_Brief:_
Go through the entries one line at a time, and gather every line that has the word "disponibles".

_Available records:_
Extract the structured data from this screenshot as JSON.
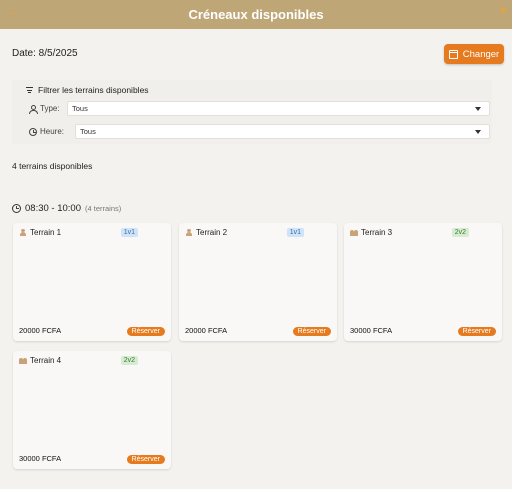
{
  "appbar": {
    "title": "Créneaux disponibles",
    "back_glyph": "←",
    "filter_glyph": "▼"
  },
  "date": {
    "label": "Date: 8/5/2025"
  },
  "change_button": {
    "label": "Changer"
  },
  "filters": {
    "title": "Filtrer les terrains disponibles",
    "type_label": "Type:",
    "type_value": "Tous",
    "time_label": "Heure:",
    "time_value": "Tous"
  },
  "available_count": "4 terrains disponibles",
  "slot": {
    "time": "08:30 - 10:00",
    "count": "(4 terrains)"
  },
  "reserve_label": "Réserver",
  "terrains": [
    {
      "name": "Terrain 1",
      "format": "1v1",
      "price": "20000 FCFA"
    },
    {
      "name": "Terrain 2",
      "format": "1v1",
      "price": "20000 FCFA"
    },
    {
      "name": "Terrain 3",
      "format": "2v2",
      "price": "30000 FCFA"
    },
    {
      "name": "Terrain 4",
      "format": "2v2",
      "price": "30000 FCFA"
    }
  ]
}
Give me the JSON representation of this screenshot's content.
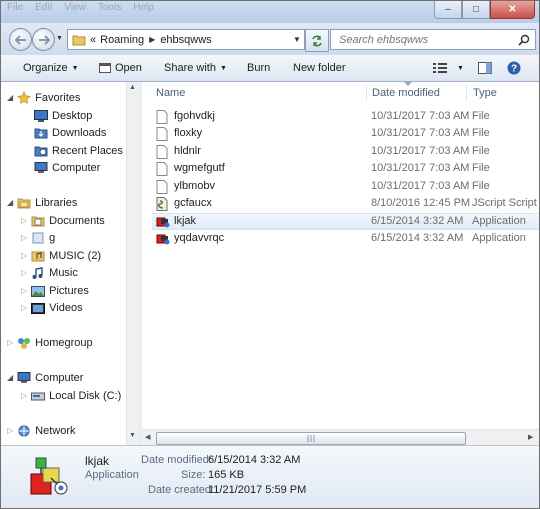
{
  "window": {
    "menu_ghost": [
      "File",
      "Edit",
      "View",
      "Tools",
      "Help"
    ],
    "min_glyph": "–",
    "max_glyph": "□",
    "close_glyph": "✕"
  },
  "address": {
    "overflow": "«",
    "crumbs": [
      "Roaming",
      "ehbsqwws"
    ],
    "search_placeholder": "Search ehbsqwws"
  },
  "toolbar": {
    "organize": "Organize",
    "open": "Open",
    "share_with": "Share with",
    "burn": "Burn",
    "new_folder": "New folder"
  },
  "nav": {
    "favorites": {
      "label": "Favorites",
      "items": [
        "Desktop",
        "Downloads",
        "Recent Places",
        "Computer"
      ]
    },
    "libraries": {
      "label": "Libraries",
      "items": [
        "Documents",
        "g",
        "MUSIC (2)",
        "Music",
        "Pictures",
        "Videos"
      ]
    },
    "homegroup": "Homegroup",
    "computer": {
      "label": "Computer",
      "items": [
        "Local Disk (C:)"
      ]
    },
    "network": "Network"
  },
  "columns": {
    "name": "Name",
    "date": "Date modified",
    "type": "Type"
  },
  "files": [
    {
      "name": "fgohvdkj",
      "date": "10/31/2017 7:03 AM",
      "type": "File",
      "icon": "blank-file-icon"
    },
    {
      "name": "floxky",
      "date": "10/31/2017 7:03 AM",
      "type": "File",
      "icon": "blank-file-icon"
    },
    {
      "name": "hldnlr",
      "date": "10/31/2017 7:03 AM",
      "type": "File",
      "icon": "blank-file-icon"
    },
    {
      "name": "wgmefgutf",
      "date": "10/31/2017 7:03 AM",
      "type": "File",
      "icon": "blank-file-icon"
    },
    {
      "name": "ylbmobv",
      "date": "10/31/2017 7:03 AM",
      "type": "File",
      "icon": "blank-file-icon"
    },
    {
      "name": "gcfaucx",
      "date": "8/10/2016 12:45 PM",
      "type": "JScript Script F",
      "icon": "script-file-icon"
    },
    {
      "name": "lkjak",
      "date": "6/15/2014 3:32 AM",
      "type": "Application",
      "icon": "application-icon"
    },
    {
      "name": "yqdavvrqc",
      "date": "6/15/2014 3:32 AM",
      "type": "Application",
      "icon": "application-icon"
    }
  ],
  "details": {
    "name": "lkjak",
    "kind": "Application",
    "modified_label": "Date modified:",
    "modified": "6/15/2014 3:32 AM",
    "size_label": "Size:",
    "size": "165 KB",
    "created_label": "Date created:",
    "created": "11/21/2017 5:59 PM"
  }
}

_Answer for this exercise:_
    "title": "Créneaux disponibles",
    "title": "Filtrer les terrains disponibles",
  "available_count": "4 terrains disponibles",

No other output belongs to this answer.